=== Begin Enclosure ===

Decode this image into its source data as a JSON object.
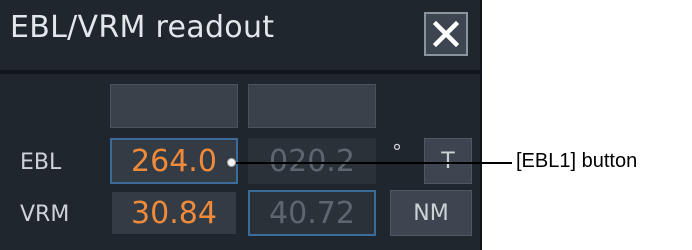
{
  "window": {
    "title": "EBL/VRM readout",
    "close_icon": "close-icon"
  },
  "ebl_row": {
    "label": "EBL",
    "ebl1_value": "264.0",
    "ebl2_value": "020.2",
    "unit": "°",
    "mode_button_label": "T"
  },
  "vrm_row": {
    "label": "VRM",
    "vrm1_value": "30.84",
    "vrm2_value": "40.72",
    "unit_button_label": "NM"
  },
  "callout": {
    "text": "[EBL1] button"
  },
  "colors": {
    "panel_bg": "#1f262e",
    "active_value": "#ef8a3b",
    "inactive_value": "#5d666f",
    "selected_border": "#3c6b9a"
  }
}
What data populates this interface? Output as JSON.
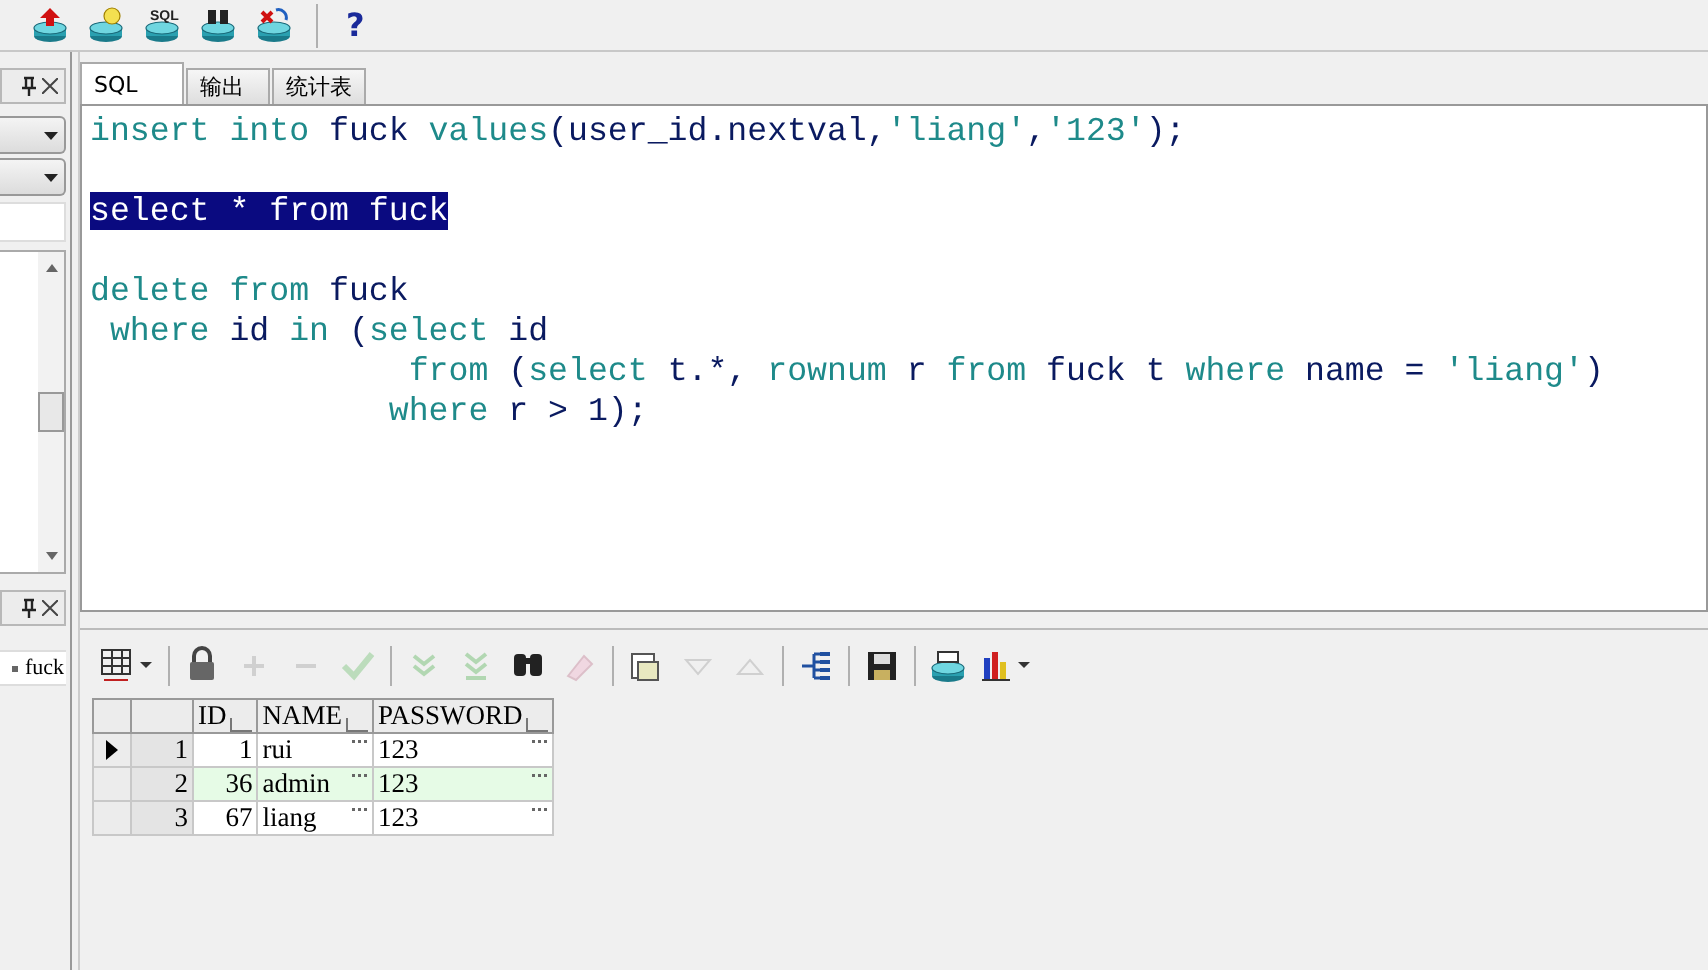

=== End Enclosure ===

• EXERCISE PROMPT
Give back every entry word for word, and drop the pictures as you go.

• REPLY TO THE EXERCISE
Decode this image into its source data as a JSON object.
{
  "window": {
    "title": "EBL/VRM readout",
    "close_icon": "close-icon"
  },
  "ebl_row": {
    "label": "EBL",
    "ebl1_value": "264.0",
    "ebl2_value": "020.2",
    "unit": "°",
    "mode_button_label": "T"
  },
  "vrm_row": {
    "label": "VRM",
    "vrm1_value": "30.84",
    "vrm2_value": "40.72",
    "unit_button_label": "NM"
  },
  "callout": {
    "text": "[EBL1] button"
  },
  "colors": {
    "panel_bg": "#1f262e",
    "active_value": "#ef8a3b",
    "inactive_value": "#5d666f",
    "selected_border": "#3c6b9a"
  }
}
What data populates this interface? Output as JSON.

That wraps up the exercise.